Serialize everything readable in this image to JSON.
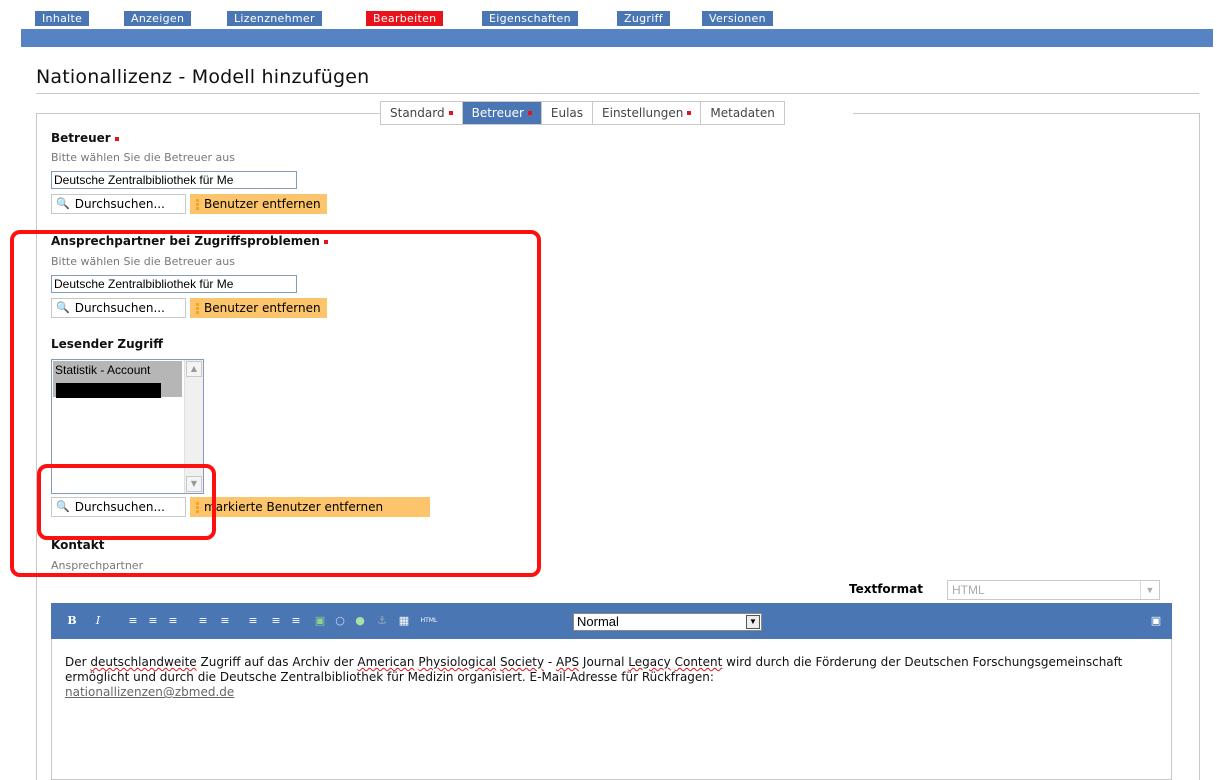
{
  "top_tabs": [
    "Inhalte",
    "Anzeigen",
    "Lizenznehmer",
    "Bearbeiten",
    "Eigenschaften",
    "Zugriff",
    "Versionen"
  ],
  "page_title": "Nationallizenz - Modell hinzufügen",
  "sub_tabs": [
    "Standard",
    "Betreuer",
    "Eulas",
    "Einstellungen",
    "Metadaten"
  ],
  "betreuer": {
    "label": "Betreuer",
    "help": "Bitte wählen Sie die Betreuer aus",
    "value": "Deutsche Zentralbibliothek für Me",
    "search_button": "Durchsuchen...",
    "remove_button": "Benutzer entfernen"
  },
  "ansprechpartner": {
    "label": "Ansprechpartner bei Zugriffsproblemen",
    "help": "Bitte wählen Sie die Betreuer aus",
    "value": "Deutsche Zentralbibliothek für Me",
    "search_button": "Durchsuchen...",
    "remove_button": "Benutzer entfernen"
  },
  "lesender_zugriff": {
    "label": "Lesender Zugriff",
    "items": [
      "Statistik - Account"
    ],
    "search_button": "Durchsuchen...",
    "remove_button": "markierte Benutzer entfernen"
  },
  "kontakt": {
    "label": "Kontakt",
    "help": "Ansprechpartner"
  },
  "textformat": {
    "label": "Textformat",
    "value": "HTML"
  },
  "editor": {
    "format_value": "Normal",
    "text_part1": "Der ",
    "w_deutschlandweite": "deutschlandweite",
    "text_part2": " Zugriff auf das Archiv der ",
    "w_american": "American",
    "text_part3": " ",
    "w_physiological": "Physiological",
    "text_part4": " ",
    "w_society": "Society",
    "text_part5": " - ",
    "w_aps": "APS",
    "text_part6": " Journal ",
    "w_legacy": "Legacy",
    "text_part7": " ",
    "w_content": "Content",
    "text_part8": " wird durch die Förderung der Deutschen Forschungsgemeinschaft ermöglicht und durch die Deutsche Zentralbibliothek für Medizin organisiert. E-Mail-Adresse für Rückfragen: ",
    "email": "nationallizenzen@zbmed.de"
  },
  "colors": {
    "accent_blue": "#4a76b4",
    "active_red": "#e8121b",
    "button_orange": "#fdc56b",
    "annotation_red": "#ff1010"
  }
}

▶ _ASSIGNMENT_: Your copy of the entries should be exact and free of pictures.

▶ _ANSWER FOR THIS EXERCISE_:
Serialize everything readable in this image to JSON.
{
  "top_tabs": [
    "Inhalte",
    "Anzeigen",
    "Lizenznehmer",
    "Bearbeiten",
    "Eigenschaften",
    "Zugriff",
    "Versionen"
  ],
  "page_title": "Nationallizenz - Modell hinzufügen",
  "sub_tabs": [
    "Standard",
    "Betreuer",
    "Eulas",
    "Einstellungen",
    "Metadaten"
  ],
  "betreuer": {
    "label": "Betreuer",
    "help": "Bitte wählen Sie die Betreuer aus",
    "value": "Deutsche Zentralbibliothek für Me",
    "search_button": "Durchsuchen...",
    "remove_button": "Benutzer entfernen"
  },
  "ansprechpartner": {
    "label": "Ansprechpartner bei Zugriffsproblemen",
    "help": "Bitte wählen Sie die Betreuer aus",
    "value": "Deutsche Zentralbibliothek für Me",
    "search_button": "Durchsuchen...",
    "remove_button": "Benutzer entfernen"
  },
  "lesender_zugriff": {
    "label": "Lesender Zugriff",
    "items": [
      "Statistik - Account"
    ],
    "search_button": "Durchsuchen...",
    "remove_button": "markierte Benutzer entfernen"
  },
  "kontakt": {
    "label": "Kontakt",
    "help": "Ansprechpartner"
  },
  "textformat": {
    "label": "Textformat",
    "value": "HTML"
  },
  "editor": {
    "format_value": "Normal",
    "text_part1": "Der ",
    "w_deutschlandweite": "deutschlandweite",
    "text_part2": " Zugriff auf das Archiv der ",
    "w_american": "American",
    "text_part3": " ",
    "w_physiological": "Physiological",
    "text_part4": " ",
    "w_society": "Society",
    "text_part5": " - ",
    "w_aps": "APS",
    "text_part6": " Journal ",
    "w_legacy": "Legacy",
    "text_part7": " ",
    "w_content": "Content",
    "text_part8": " wird durch die Förderung der Deutschen Forschungsgemeinschaft ermöglicht und durch die Deutsche Zentralbibliothek für Medizin organisiert. E-Mail-Adresse für Rückfragen: ",
    "email": "nationallizenzen@zbmed.de"
  },
  "colors": {
    "accent_blue": "#4a76b4",
    "active_red": "#e8121b",
    "button_orange": "#fdc56b",
    "annotation_red": "#ff1010"
  }
}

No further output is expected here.